"And proceed without further remark
To the day when you took me aboard of your ship
To help you in hunting the Snark.
"A dear uncle of mine (after whom I was named)
Remarked, when I bade him farewell "
"Oh, skip your dear uncle!" the Bellman exclaimed,
As he angrily tingled his bell.
"He remarked to me then," said that mildest of men,
" 'If your Snark be a Snark, that is right:
Fetch it home by all means--you may serve it with greens
And it's handy for striking a light.
" 'You may seek it with thimbles--and seek it with care--
You may hunt it with forks and hope;
You may threaten its life with a railway-share;
You may charm it with smiles and soap--' "
("That's exactly the method," the Bellman bold
In a hasty parenthesis cried,
"That's exactly the way I have always been told

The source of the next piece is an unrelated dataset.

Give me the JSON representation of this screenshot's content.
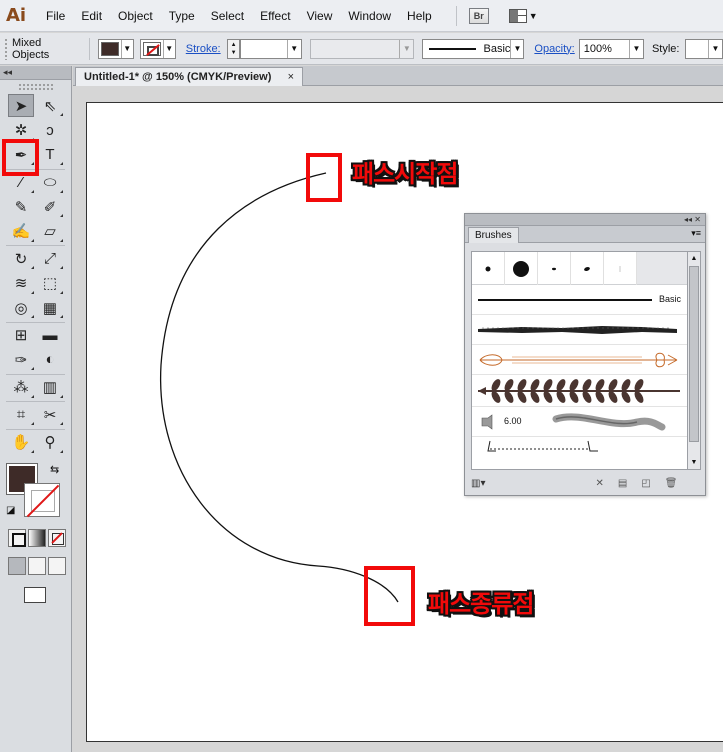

That the capture of Snarks should be tried!")
" 'But oh, beamish nephew, beware of the day,
If your Snark be a Boojum! For then
You will softly and suddenly vanish away,
And never be met with again!'
"It is this, it is this that oppresses my soul,
When I think of my uncle's last words:
And my heart is like nothing so much as a bowl
Brimming over with quivering curds!
"It is this, it is this " "We have had that before!"
The Bellman indignantly said.
And the Baker replied "Let me say it once more.
It is this, it is this that I dread!
"I engage with the Snark--every night after dark--
In a dreamy delirious fight:
I serve it with greens in those shadowy scenes,
And I use it for striking a light:
"But if ever I meet with a Boojum, that day,
In a moment (of this I am sure),
I shall softly and suddenly vanish away--
And the notion I cannot endure!"